Telegram announced they have a new way for people to verify who they are online. The Telegram ID verification feature would allow people to confirm their identify with third-parties, without sharing personal information directly. Right now, if a person needs to confirm who they are, it is necessary to send copies of personal documents to whoever needs to comply with regulations.
Sharing your personal information online is risky. Companies that work with the banking system need to confirm who they are doing business with for legal reasons. However, legitimate financial institutions can be impersonated by scammers. Additionally, once a person’s personal information is out there on the web, it can be stolen from a database.
For now, the solution for verifying ID is to send a one-time copy of personal documents that are encrypted, and once identity is confirmed, the sensitive data is destroyed. It isn’t a perfect system, and Telegram thinks it can improve on user security.
The Telegram ID verification system would hold a user’s data in their cloud storage system, and when a person needed to prove who they are, they could use the Telegram ID verification platform to “vouch” for their identity. The third party would never see the personal details of the person who was being verified, and would trust that Telegram had done their due diligence.
Telegram ID Verification Addresses a Growing Need

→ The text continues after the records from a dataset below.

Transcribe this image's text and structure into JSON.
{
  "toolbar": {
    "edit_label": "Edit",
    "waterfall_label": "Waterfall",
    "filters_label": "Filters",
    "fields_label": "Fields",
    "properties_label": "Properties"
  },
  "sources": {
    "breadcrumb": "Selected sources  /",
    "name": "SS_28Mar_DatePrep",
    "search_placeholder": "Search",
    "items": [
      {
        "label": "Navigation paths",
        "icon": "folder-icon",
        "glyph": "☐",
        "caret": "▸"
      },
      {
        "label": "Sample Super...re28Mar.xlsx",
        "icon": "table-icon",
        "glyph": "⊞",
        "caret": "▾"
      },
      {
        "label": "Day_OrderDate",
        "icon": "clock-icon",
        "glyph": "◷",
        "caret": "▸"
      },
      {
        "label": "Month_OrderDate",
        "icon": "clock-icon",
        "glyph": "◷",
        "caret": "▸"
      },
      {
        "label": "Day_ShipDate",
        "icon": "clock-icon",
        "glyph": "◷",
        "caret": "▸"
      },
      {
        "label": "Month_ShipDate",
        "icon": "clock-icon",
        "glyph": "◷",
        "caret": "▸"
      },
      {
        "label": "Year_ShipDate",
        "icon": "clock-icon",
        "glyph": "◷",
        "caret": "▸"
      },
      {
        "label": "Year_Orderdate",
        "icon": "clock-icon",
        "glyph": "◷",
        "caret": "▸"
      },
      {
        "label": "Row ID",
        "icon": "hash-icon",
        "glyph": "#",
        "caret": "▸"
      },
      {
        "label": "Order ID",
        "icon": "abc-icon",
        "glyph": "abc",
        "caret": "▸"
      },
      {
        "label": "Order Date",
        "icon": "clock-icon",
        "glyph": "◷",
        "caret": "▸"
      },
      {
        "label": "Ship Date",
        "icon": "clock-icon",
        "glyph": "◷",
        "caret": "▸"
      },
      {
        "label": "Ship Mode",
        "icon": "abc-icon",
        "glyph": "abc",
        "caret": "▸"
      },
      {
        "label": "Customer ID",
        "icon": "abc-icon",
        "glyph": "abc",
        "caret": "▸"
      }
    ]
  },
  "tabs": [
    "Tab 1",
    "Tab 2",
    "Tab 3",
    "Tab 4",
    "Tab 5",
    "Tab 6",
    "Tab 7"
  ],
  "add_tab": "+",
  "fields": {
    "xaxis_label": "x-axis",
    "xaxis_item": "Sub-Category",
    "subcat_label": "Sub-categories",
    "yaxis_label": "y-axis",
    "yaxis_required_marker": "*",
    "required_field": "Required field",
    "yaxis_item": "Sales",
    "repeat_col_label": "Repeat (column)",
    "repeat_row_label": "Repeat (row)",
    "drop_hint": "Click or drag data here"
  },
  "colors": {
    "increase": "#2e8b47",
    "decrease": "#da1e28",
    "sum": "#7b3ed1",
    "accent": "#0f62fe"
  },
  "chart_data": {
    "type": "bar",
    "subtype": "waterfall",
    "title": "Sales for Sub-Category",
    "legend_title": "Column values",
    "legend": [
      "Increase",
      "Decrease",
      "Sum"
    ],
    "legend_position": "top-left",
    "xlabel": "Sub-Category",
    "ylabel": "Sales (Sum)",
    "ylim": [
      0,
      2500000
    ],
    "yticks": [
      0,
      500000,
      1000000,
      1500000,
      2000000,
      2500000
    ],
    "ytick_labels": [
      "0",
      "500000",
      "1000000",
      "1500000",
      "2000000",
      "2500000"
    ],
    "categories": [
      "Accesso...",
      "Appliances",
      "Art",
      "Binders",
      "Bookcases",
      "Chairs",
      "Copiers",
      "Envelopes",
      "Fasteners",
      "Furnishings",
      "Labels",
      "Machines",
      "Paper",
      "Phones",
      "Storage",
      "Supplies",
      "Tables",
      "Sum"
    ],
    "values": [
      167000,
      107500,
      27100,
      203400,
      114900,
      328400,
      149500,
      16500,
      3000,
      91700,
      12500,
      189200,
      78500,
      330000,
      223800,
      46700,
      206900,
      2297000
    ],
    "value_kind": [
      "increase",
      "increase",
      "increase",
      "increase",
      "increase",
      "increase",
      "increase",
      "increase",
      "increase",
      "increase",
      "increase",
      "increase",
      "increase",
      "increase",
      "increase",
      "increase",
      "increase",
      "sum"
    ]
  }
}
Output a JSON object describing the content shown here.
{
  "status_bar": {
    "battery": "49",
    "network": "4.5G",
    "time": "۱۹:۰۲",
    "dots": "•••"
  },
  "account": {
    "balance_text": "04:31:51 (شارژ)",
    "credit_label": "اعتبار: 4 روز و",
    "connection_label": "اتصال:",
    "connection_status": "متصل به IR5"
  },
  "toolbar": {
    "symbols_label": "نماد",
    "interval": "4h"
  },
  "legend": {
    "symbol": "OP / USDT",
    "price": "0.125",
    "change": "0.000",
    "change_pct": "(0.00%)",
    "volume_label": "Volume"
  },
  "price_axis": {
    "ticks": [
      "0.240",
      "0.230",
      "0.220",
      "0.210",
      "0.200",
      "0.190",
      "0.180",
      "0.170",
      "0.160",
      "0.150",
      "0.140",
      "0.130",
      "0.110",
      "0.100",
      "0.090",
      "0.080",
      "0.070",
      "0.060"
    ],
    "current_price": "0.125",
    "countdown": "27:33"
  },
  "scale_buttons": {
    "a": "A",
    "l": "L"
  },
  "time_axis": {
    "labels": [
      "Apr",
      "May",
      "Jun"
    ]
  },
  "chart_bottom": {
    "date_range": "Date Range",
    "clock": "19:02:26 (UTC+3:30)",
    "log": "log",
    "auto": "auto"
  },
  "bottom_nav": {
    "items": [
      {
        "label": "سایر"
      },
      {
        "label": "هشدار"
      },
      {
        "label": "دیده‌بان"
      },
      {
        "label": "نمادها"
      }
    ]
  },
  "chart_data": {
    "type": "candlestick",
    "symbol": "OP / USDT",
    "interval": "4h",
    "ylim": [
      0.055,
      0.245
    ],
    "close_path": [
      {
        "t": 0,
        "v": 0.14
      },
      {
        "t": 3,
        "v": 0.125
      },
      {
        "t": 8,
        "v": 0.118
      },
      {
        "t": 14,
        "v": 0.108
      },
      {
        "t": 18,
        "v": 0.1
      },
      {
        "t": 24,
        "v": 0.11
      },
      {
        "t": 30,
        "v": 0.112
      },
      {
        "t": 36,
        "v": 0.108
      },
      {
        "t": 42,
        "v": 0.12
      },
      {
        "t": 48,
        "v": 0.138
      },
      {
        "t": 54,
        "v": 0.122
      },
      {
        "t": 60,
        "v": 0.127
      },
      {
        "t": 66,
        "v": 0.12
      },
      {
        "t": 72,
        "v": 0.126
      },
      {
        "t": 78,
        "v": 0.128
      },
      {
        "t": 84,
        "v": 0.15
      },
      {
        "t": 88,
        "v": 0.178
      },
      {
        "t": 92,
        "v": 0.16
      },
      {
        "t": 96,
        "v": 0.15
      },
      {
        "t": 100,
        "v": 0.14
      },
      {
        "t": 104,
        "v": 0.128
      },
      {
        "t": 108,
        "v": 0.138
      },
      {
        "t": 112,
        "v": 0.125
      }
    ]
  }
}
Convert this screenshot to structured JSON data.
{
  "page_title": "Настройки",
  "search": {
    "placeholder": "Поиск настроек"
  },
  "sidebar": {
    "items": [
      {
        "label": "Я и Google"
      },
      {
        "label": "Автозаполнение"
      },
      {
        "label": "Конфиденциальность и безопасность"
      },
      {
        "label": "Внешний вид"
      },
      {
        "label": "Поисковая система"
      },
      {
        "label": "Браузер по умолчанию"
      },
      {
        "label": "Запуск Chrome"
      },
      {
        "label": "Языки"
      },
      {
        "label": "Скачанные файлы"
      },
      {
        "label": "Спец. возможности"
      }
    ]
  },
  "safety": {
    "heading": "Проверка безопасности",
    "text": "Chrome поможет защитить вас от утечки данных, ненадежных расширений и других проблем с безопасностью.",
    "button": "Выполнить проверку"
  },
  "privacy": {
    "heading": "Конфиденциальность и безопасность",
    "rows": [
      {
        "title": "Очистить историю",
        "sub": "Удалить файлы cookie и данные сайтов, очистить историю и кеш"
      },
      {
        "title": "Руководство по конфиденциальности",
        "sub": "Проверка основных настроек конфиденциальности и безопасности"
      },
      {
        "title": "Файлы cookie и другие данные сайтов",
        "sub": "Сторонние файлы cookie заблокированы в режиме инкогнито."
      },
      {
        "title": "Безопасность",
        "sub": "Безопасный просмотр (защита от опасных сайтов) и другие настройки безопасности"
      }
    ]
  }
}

Know Your Customer (KYC) protocols are becoming important in the world of cryptocurrencies. For a long time the idea of verifying your identity for crypto transactions was opposed by people who liked the anonymity that a platform like Bitcoin provided. Now that cryptos are merging with the established financial system, there is a need for crypto users to conform to much higher levels of regulatory compliance.
Tax and anti-money laundering laws put banks, and other financial institutions, under strict laws to prevent the movement of funds that could be used to nefarious ends. There is no shortage of criticism for the efficacy of this system, but regardless, they still have to follow the rules.
For example, if a crypto exchange wants to deal with regular banks for fiat transactions, they have to make sure they comply with all the laws and regulations that exist. Every country that has a developed financial system will require ID verification, but this becomes more complex when international transactions enter the picture.
In the world of cryptocurrencies, it is completely possible for a person who is a citizen of Hungry(random example) to use a crypto exchange that is in Taiwan, and a bank that is located just about anywhere. Sharing personal information across numerous jurisdictions isn’t without risk, which makes the new Telegram ID verification platform look like a forward-thinking idea.
Would “They” Trust an App?
The Telegram ID verification platform is likely to gain support from within the crypto and blockchain development space. Telegram is one of the best-known developers there is, and they have the money to make their products top-notch. The situation in the world of banking is somewhat different. Most countries require that financial institutions have direct access to customer ID documentation, so a third party verification service could run into some roadblocks, initially.
On the other hand, the world banking system is a big place. As the ongoing movement of crypto exchanges and mining operations to friendly nations has demonstrated, some places are far more open to embracing new technologies than others. If a Malta, for example, were to accept the Telegram ID verification as proof of customer identity, it would give Telegram’s platform an “in” to the global banking system.
The growth of cryptocurrencies is creating new challenges for regulators, who are balancing themselves between an existing financial system that is heavily regulated, and a new technology that isn’t easy to regulate. For the moment regulators have the advantage of the fiat banking system, which is the predominant form of economic interaction. If this ever changes, the regulatory authorities globally would be in a much more difficult situation when it comes to enforcing compliance.